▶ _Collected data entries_
====

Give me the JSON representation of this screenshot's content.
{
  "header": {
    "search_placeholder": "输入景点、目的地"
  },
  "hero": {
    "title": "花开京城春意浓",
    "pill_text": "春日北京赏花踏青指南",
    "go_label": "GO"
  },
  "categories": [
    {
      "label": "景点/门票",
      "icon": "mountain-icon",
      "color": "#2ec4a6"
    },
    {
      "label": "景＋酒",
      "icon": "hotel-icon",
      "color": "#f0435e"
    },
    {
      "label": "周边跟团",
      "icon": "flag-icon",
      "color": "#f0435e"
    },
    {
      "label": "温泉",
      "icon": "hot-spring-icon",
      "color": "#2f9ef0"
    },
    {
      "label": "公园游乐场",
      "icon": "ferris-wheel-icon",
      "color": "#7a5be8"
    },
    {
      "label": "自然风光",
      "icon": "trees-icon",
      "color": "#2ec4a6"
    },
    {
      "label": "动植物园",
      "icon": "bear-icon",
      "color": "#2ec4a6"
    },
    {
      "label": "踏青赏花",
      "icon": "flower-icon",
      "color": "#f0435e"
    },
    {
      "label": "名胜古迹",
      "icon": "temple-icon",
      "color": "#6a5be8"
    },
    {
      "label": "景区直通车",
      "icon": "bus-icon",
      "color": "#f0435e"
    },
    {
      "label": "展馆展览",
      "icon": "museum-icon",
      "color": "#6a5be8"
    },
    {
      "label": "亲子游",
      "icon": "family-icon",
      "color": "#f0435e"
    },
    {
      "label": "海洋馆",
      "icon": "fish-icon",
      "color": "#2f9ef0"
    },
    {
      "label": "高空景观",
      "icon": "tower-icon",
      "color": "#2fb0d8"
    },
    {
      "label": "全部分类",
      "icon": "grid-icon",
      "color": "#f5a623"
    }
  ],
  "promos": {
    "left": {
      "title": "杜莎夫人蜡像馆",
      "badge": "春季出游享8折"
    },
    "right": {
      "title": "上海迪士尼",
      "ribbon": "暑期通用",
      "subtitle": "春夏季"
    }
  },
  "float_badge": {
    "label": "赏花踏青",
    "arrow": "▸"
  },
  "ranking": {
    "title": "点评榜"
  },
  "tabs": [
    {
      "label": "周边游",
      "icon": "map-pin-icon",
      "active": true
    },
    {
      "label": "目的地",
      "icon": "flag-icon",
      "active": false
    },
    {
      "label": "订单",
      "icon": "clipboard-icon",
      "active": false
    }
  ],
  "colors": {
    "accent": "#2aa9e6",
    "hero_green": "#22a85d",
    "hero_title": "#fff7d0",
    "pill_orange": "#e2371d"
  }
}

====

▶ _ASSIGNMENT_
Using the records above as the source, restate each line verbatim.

▶ _RESULT OF THIS EXERCISE_
Give me the JSON representation of this screenshot's content.
{
  "header": {
    "search_placeholder": "输入景点、目的地"
  },
  "hero": {
    "title": "花开京城春意浓",
    "pill_text": "春日北京赏花踏青指南",
    "go_label": "GO"
  },
  "categories": [
    {
      "label": "景点/门票",
      "icon": "mountain-icon",
      "color": "#2ec4a6"
    },
    {
      "label": "景＋酒",
      "icon": "hotel-icon",
      "color": "#f0435e"
    },
    {
      "label": "周边跟团",
      "icon": "flag-icon",
      "color": "#f0435e"
    },
    {
      "label": "温泉",
      "icon": "hot-spring-icon",
      "color": "#2f9ef0"
    },
    {
      "label": "公园游乐场",
      "icon": "ferris-wheel-icon",
      "color": "#7a5be8"
    },
    {
      "label": "自然风光",
      "icon": "trees-icon",
      "color": "#2ec4a6"
    },
    {
      "label": "动植物园",
      "icon": "bear-icon",
      "color": "#2ec4a6"
    },
    {
      "label": "踏青赏花",
      "icon": "flower-icon",
      "color": "#f0435e"
    },
    {
      "label": "名胜古迹",
      "icon": "temple-icon",
      "color": "#6a5be8"
    },
    {
      "label": "景区直通车",
      "icon": "bus-icon",
      "color": "#f0435e"
    },
    {
      "label": "展馆展览",
      "icon": "museum-icon",
      "color": "#6a5be8"
    },
    {
      "label": "亲子游",
      "icon": "family-icon",
      "color": "#f0435e"
    },
    {
      "label": "海洋馆",
      "icon": "fish-icon",
      "color": "#2f9ef0"
    },
    {
      "label": "高空景观",
      "icon": "tower-icon",
      "color": "#2fb0d8"
    },
    {
      "label": "全部分类",
      "icon": "grid-icon",
      "color": "#f5a623"
    }
  ],
  "promos": {
    "left": {
      "title": "杜莎夫人蜡像馆",
      "badge": "春季出游享8折"
    },
    "right": {
      "title": "上海迪士尼",
      "ribbon": "暑期通用",
      "subtitle": "春夏季"
    }
  },
  "float_badge": {
    "label": "赏花踏青",
    "arrow": "▸"
  },
  "ranking": {
    "title": "点评榜"
  },
  "tabs": [
    {
      "label": "周边游",
      "icon": "map-pin-icon",
      "active": true
    },
    {
      "label": "目的地",
      "icon": "flag-icon",
      "active": false
    },
    {
      "label": "订单",
      "icon": "clipboard-icon",
      "active": false
    }
  ],
  "colors": {
    "accent": "#2aa9e6",
    "hero_green": "#22a85d",
    "hero_title": "#fff7d0",
    "pill_orange": "#e2371d"
  }
}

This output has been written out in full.